Churches & Pandemic: Considering Others
The recent coronavirus resurgence set people’s teeth on edge. Especially parents waiting to see whether their school will conduct in-person classes soon or return to spring’s online environment.
Like everything else, the situation is fluid. Aside from school, it remains to be seen whether congregations will continue holding in-person worship services or—like a number of well-known megachurches—ride out 2020 online.
During March’s lockdown phase, some pastors chose to make live worship services a hill on which to die. This stance turned out to be an outlier, as the majority decided tempting fate was a bit foolish.
For me, insisting on holding services amid a raging pandemic seemed comparable to Satan trying to tempt Jesus to throw himself off the temple (Matthew 4:5–6) to prove God’s angels would rescue him.
As Jesus put it, “It is also written: ‘Do not put the Lord your God to the test’” (v. 7.)
Taking a Stance or Considering Others
Aside from the question of whether it was foolhardy to continue meeting in person, there was another concern. I wonder how many “you can’t tell me what to do” Christians considered how their stance affected non-believers?
In March, I felt it was tantamount to telling the community, “You know, we don’t care if we’re putting the public at risk and possibly spreading the coronavirus by gathering in our sanctuary. We’re going to do what we want to do anyway.”
Similar arguments are raging now over whether the government can tell us to wear a mask. Really?
You don’t like masks. Neither do I. In my opinion, they’re a good reason to stay home.
But when I go out in public or attend church—yes, we have been meeting again, observing appropriate cautions—I wear one. And not just because our state and most retail establishments require them.
I wear one out of respect for those who might be fearful if I didn’t.
And I wear one in obedience to governmental authority which, regardless of conspiracy theorists, isn’t trying to herd us like cattle into detention camps.
After all, Romans 13:1–2 says: “Let every person be subject to the governing authorities, for there is no authority except from God, and those that exist are appointed by God. Therefore whoever resists the authority resists what God has appointed” (MEV).
Taxes to Whom Due

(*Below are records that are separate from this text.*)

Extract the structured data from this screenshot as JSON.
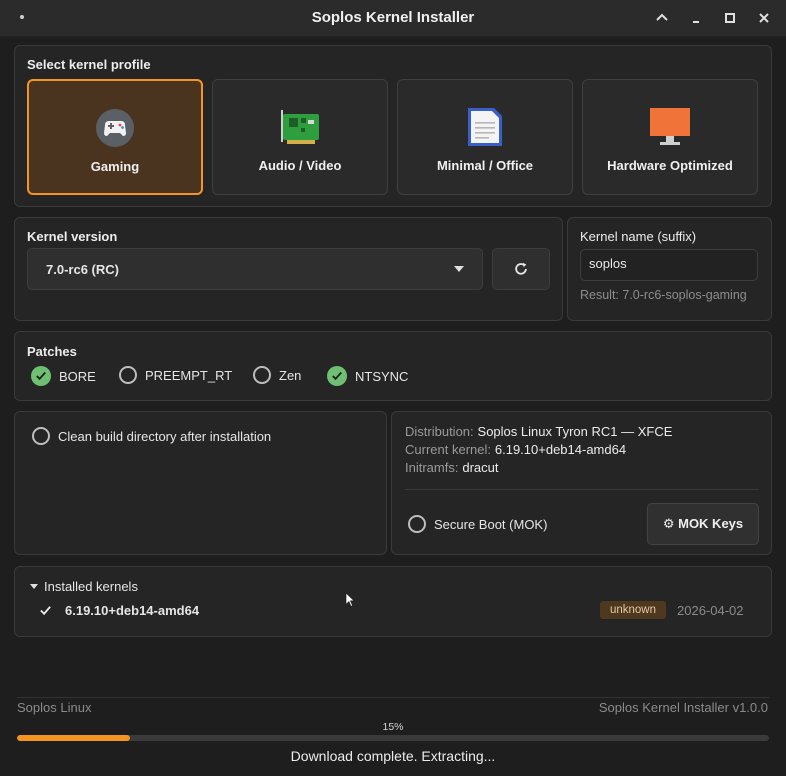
{
  "window": {
    "title": "Soplos Kernel Installer"
  },
  "profiles": {
    "title": "Select kernel profile",
    "items": [
      {
        "label": "Gaming",
        "icon": "gamepad-icon",
        "selected": true
      },
      {
        "label": "Audio / Video",
        "icon": "sound-card-icon",
        "selected": false
      },
      {
        "label": "Minimal / Office",
        "icon": "document-icon",
        "selected": false
      },
      {
        "label": "Hardware Optimized",
        "icon": "monitor-icon",
        "selected": false
      }
    ]
  },
  "kernel_version": {
    "title": "Kernel version",
    "selected": "7.0-rc6 (RC)"
  },
  "kernel_name": {
    "title": "Kernel name (suffix)",
    "value": "soplos",
    "result": "Result: 7.0-rc6-soplos-gaming"
  },
  "patches": {
    "title": "Patches",
    "items": [
      {
        "label": "BORE",
        "checked": true
      },
      {
        "label": "PREEMPT_RT",
        "checked": false
      },
      {
        "label": "Zen",
        "checked": false
      },
      {
        "label": "NTSYNC",
        "checked": true
      }
    ]
  },
  "options": {
    "clean_build_label": "Clean build directory after installation",
    "clean_build_checked": false
  },
  "system_info": {
    "distribution_label": "Distribution:",
    "distribution_value": "Soplos Linux Tyron RC1 — XFCE",
    "current_kernel_label": "Current kernel:",
    "current_kernel_value": "6.19.10+deb14-amd64",
    "initramfs_label": "Initramfs:",
    "initramfs_value": "dracut",
    "secure_boot_label": "Secure Boot (MOK)",
    "secure_boot_checked": false,
    "mok_button_label": "⚙ MOK Keys"
  },
  "installed": {
    "title": "Installed kernels",
    "items": [
      {
        "name": "6.19.10+deb14-amd64",
        "badge": "unknown",
        "date": "2026-04-02"
      }
    ]
  },
  "footer": {
    "left": "Soplos Linux",
    "right": "Soplos Kernel Installer v1.0.0"
  },
  "progress": {
    "percent_label": "15%",
    "value": 0.15,
    "status": "Download complete. Extracting..."
  },
  "colors": {
    "accent": "#f5941f",
    "check": "#6fbf73",
    "background": "#1e1e1e",
    "panel": "#252525"
  }
}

It’s worth noting that Paul wrote these words about the Roman government—not exactly friends of the Christian community.
Yet without government, we have what we saw this summer in Seattle, where “the people’s paradise” led to unbridled chaos and two deaths.
This is one reason Jesus told his followers to pay taxes: to support government.

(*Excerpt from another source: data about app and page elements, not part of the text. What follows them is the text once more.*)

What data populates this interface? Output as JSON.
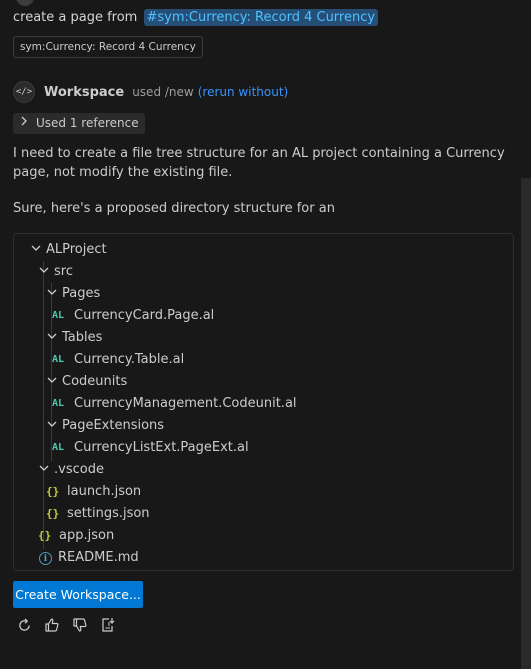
{
  "request": {
    "text": "create a page from",
    "symbol_ref": "#sym:Currency: Record 4 Currency",
    "attachment": "sym:Currency: Record 4 Currency"
  },
  "response_header": {
    "agent": "Workspace",
    "used": "used /new",
    "rerun": "(rerun without)",
    "icon": "code-icon"
  },
  "references": {
    "label": "Used 1 reference",
    "chevron": "chevron-right-icon"
  },
  "messages": {
    "intro": "I need to create a file tree structure for an AL project containing a Currency page, not modify the existing file.",
    "proposal": "Sure, here's a proposed directory structure for an"
  },
  "tree": {
    "root": "ALProject",
    "src": "src",
    "pages": "Pages",
    "currency_card": "CurrencyCard.Page.al",
    "tables": "Tables",
    "currency_table": "Currency.Table.al",
    "codeunits": "Codeunits",
    "currency_mgmt": "CurrencyManagement.Codeunit.al",
    "page_extensions": "PageExtensions",
    "currency_list_ext": "CurrencyListExt.PageExt.al",
    "vscode": ".vscode",
    "launch": "launch.json",
    "settings": "settings.json",
    "app": "app.json",
    "readme": "README.md"
  },
  "icons": {
    "al": "AL",
    "json": "{}",
    "info": "i",
    "chevron_down": "⌄"
  },
  "create_button": "Create Workspace...",
  "actions": [
    "retry-icon",
    "thumbs-up-icon",
    "thumbs-down-icon",
    "insert-icon"
  ],
  "colors": {
    "background": "#181818",
    "accent": "#0078d4",
    "link": "#3794ff",
    "al_icon": "#4ec9b0",
    "json_icon": "#cbcb41",
    "info_icon": "#519aba"
  }
}
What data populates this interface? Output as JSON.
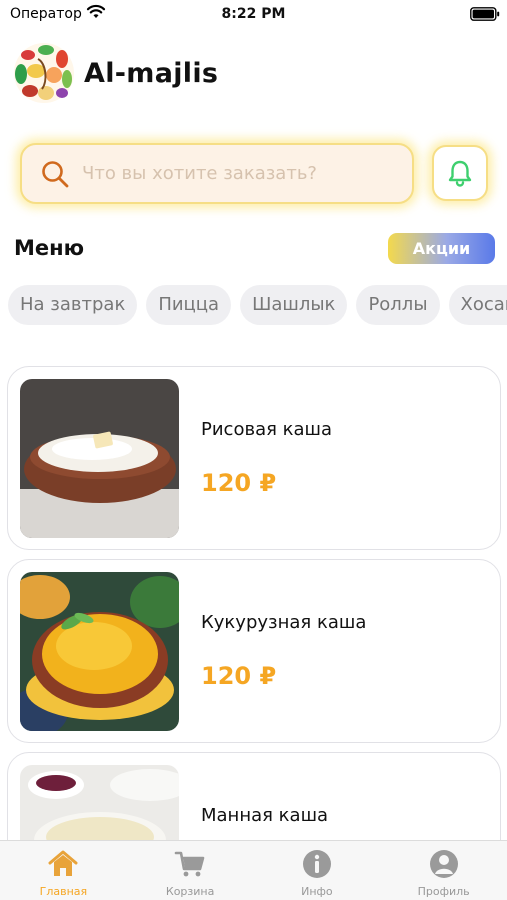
{
  "status_bar": {
    "carrier": "Оператор",
    "time": "8:22 PM"
  },
  "app": {
    "title": "Al-majlis"
  },
  "search": {
    "placeholder": "Что вы хотите заказать?"
  },
  "menu": {
    "title": "Меню",
    "promo_label": "Акции"
  },
  "categories": [
    "На завтрак",
    "Пицца",
    "Шашлык",
    "Роллы",
    "Хосаг"
  ],
  "products": [
    {
      "name": "Рисовая каша",
      "price": "120 ₽"
    },
    {
      "name": "Кукурузная каша",
      "price": "120 ₽"
    },
    {
      "name": "Манная каша",
      "price": ""
    }
  ],
  "tab_bar": {
    "tabs": [
      {
        "label": "Главная",
        "icon": "home-icon",
        "active": true
      },
      {
        "label": "Корзина",
        "icon": "cart-icon",
        "active": false
      },
      {
        "label": "Инфо",
        "icon": "info-icon",
        "active": false
      },
      {
        "label": "Профиль",
        "icon": "profile-icon",
        "active": false
      }
    ]
  },
  "colors": {
    "accent": "#f5a623",
    "chip_bg": "#efeff2",
    "search_bg": "#fdf2e6",
    "bell": "#3ecf6e"
  }
}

Matthew 17:24–27 contains a key story about some temple tax collectors asking Peter if his Teacher paid the tax. Later, Jesus asked Peter where kings took taxes: from their sons or strangers?
When Peter replied, “Strangers,” Jesus said then the sons of God are free.
“However, lest we offend them, go to the sea and cast a hook, and take the first fish that comes up. And when you open its mouth, you will find a coin. Take it and give it to them for you and Me,” Jesus said in verse 27.
The point: as Christ’s followers, we aren’t subject to the world’s dictates. While we pay attention to their rules to avoid offending them, at heart we are free. We can worship God no matter where we are.